Theme For English B is both realistic and controversial, as it speculates on the stance of being and human beings placed in suchlike being, so to speak. In other words, the lines from the poem reflect the idea of inner contradiction and eagerness to find out the truth. Langston Hughes sheds light on veiled phrases and words in his poem. In fact, the next lines are in focus:
Being me, it will not be white.
But it will be
a part of you, instructor.
You are white---
yet a part of me, as I am a part of you.
That's American (Anderson and Runciman 44).
As far as I can see, the use of “it” demonstrates a social protest of the narrator in order to show the versatility of the society. In other words, while reading these lines I feel that the American society cannot be related to the supremacy of the one race only. By contrast, it holds cross-cultural and the cross-relational virtues posited by the creators of the American democracy. “It” becomes a “part of you” once you have a clear idea of what America is. There is no tribute to physical but more to human and socially correct behavior notwithstanding the historical (largely tragic and disgraceful) past. Social conflict as well as long-lasting social debate in the American society is noteworthy through showing inequality at its shape, so to speak.
Thus, I may draw certain conclusions in that differences in color provoked by differences in socio-political development divided between various social groups and ethnicities are not a reason to say that everything American does not belong to you. That is, with the American identity, individuals are to share American values, virtues, responsibility, and amenities despite what people say but according to the law and social norms.

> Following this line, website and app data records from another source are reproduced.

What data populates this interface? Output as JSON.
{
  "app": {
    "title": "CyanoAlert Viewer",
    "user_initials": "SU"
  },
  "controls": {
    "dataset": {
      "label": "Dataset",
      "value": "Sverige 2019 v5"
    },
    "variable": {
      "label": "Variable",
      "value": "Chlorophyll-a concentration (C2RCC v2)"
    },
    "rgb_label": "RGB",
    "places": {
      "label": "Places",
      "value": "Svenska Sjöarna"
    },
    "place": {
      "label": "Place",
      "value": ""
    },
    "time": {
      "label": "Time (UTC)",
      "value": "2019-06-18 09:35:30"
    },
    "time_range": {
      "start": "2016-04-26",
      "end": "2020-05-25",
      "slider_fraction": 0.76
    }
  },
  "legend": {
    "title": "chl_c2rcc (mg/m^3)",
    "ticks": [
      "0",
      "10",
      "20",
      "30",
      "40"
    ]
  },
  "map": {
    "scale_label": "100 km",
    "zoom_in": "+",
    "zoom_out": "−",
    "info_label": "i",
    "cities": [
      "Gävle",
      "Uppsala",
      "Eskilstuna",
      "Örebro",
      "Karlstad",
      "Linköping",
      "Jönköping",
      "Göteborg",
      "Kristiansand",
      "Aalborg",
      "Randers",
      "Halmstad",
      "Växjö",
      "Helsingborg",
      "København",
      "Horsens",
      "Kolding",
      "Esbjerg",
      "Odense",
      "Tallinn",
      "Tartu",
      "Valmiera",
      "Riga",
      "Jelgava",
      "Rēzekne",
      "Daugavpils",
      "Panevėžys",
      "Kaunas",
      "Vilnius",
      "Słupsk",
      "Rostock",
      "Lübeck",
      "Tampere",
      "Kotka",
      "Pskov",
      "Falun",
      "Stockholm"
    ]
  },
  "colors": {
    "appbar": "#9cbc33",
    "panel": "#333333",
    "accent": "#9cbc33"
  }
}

This is the way Langston Hughes is about to hint on the significance of being a part of the society where mutual relationships between people are not marked with racial discrimination.